◆ AIM OF THE EXERCISE: Every line of the material has to be retyped exactly.

◆ PROVIDED DATA:
--- START ---
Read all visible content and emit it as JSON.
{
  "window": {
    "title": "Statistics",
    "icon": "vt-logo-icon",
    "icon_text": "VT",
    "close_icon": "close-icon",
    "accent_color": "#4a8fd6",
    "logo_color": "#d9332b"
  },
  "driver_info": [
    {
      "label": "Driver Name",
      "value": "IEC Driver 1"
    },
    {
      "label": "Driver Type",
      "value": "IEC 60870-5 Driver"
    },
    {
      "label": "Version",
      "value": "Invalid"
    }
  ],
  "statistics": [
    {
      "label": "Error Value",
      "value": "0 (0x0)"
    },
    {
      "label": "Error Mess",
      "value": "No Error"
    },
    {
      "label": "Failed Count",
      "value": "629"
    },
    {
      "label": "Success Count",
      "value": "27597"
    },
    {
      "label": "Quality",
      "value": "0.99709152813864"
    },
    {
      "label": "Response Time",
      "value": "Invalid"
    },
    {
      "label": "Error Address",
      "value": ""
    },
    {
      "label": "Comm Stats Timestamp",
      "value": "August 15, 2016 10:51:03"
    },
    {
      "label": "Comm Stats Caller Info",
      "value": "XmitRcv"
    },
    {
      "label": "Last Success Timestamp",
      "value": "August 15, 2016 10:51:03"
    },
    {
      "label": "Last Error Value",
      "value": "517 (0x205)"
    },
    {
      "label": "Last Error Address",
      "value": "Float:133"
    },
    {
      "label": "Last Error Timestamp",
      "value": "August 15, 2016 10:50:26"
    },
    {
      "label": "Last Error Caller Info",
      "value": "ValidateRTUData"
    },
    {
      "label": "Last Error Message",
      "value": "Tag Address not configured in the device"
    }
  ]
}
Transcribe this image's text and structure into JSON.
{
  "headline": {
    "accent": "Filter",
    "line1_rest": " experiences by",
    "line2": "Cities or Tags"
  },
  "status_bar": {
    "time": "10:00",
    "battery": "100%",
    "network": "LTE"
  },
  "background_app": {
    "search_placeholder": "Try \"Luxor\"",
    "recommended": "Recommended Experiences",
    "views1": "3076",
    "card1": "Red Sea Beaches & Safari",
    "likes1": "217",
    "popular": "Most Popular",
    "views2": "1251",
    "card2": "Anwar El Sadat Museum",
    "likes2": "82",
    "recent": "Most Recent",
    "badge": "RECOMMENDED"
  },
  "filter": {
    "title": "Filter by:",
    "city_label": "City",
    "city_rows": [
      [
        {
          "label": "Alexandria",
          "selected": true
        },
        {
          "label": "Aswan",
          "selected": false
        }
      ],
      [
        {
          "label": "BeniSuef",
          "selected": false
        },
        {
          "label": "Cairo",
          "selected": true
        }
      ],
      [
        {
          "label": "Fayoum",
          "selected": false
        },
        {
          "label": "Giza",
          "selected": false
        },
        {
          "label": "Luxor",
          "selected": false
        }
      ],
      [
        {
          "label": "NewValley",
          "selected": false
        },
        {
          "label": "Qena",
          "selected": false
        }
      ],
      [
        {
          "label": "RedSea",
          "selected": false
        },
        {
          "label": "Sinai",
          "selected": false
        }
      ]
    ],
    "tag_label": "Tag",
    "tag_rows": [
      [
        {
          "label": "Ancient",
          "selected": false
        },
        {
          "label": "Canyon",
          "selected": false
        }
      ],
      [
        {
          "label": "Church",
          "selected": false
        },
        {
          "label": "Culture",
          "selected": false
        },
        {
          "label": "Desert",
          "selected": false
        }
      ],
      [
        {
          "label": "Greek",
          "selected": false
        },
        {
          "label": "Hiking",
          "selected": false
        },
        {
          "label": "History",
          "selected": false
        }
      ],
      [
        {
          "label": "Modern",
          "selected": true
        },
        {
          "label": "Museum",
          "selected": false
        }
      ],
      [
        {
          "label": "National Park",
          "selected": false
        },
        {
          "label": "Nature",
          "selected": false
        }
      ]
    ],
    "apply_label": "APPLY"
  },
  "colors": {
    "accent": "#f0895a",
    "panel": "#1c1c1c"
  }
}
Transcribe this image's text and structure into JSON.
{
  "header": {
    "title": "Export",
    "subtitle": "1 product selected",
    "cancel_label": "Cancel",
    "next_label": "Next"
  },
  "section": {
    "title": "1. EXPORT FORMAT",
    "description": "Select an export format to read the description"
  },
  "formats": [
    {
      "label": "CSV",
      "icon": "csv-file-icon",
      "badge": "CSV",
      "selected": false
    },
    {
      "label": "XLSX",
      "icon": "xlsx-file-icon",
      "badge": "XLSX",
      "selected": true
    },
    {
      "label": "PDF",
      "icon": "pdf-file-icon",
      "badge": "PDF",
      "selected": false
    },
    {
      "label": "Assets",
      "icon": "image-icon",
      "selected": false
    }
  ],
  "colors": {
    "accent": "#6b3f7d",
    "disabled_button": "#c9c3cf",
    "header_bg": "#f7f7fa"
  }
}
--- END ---
◆ FINISHED EXERCISE:
Read all visible content and emit it as JSON.
{
  "window": {
    "title": "Statistics",
    "icon": "vt-logo-icon",
    "icon_text": "VT",
    "close_icon": "close-icon",
    "accent_color": "#4a8fd6",
    "logo_color": "#d9332b"
  },
  "driver_info": [
    {
      "label": "Driver Name",
      "value": "IEC Driver 1"
    },
    {
      "label": "Driver Type",
      "value": "IEC 60870-5 Driver"
    },
    {
      "label": "Version",
      "value": "Invalid"
    }
  ],
  "statistics": [
    {
      "label": "Error Value",
      "value": "0 (0x0)"
    },
    {
      "label": "Error Mess",
      "value": "No Error"
    },
    {
      "label": "Failed Count",
      "value": "629"
    },
    {
      "label": "Success Count",
      "value": "27597"
    },
    {
      "label": "Quality",
      "value": "0.99709152813864"
    },
    {
      "label": "Response Time",
      "value": "Invalid"
    },
    {
      "label": "Error Address",
      "value": ""
    },
    {
      "label": "Comm Stats Timestamp",
      "value": "August 15, 2016 10:51:03"
    },
    {
      "label": "Comm Stats Caller Info",
      "value": "XmitRcv"
    },
    {
      "label": "Last Success Timestamp",
      "value": "August 15, 2016 10:51:03"
    },
    {
      "label": "Last Error Value",
      "value": "517 (0x205)"
    },
    {
      "label": "Last Error Address",
      "value": "Float:133"
    },
    {
      "label": "Last Error Timestamp",
      "value": "August 15, 2016 10:50:26"
    },
    {
      "label": "Last Error Caller Info",
      "value": "ValidateRTUData"
    },
    {
      "label": "Last Error Message",
      "value": "Tag Address not configured in the device"
    }
  ]
}
Transcribe this image's text and structure into JSON.
{
  "headline": {
    "accent": "Filter",
    "line1_rest": " experiences by",
    "line2": "Cities or Tags"
  },
  "status_bar": {
    "time": "10:00",
    "battery": "100%",
    "network": "LTE"
  },
  "background_app": {
    "search_placeholder": "Try \"Luxor\"",
    "recommended": "Recommended Experiences",
    "views1": "3076",
    "card1": "Red Sea Beaches & Safari",
    "likes1": "217",
    "popular": "Most Popular",
    "views2": "1251",
    "card2": "Anwar El Sadat Museum",
    "likes2": "82",
    "recent": "Most Recent",
    "badge": "RECOMMENDED"
  },
  "filter": {
    "title": "Filter by:",
    "city_label": "City",
    "city_rows": [
      [
        {
          "label": "Alexandria",
          "selected": true
        },
        {
          "label": "Aswan",
          "selected": false
        }
      ],
      [
        {
          "label": "BeniSuef",
          "selected": false
        },
        {
          "label": "Cairo",
          "selected": true
        }
      ],
      [
        {
          "label": "Fayoum",
          "selected": false
        },
        {
          "label": "Giza",
          "selected": false
        },
        {
          "label": "Luxor",
          "selected": false
        }
      ],
      [
        {
          "label": "NewValley",
          "selected": false
        },
        {
          "label": "Qena",
          "selected": false
        }
      ],
      [
        {
          "label": "RedSea",
          "selected": false
        },
        {
          "label": "Sinai",
          "selected": false
        }
      ]
    ],
    "tag_label": "Tag",
    "tag_rows": [
      [
        {
          "label": "Ancient",
          "selected": false
        },
        {
          "label": "Canyon",
          "selected": false
        }
      ],
      [
        {
          "label": "Church",
          "selected": false
        },
        {
          "label": "Culture",
          "selected": false
        },
        {
          "label": "Desert",
          "selected": false
        }
      ],
      [
        {
          "label": "Greek",
          "selected": false
        },
        {
          "label": "Hiking",
          "selected": false
        },
        {
          "label": "History",
          "selected": false
        }
      ],
      [
        {
          "label": "Modern",
          "selected": true
        },
        {
          "label": "Museum",
          "selected": false
        }
      ],
      [
        {
          "label": "National Park",
          "selected": false
        },
        {
          "label": "Nature",
          "selected": false
        }
      ]
    ],
    "apply_label": "APPLY"
  },
  "colors": {
    "accent": "#f0895a",
    "panel": "#1c1c1c"
  }
}
Transcribe this image's text and structure into JSON.
{
  "header": {
    "title": "Export",
    "subtitle": "1 product selected",
    "cancel_label": "Cancel",
    "next_label": "Next"
  },
  "section": {
    "title": "1. EXPORT FORMAT",
    "description": "Select an export format to read the description"
  },
  "formats": [
    {
      "label": "CSV",
      "icon": "csv-file-icon",
      "badge": "CSV",
      "selected": false
    },
    {
      "label": "XLSX",
      "icon": "xlsx-file-icon",
      "badge": "XLSX",
      "selected": true
    },
    {
      "label": "PDF",
      "icon": "pdf-file-icon",
      "badge": "PDF",
      "selected": false
    },
    {
      "label": "Assets",
      "icon": "image-icon",
      "selected": false
    }
  ],
  "colors": {
    "accent": "#6b3f7d",
    "disabled_button": "#c9c3cf",
    "header_bg": "#f7f7fa"
  }
}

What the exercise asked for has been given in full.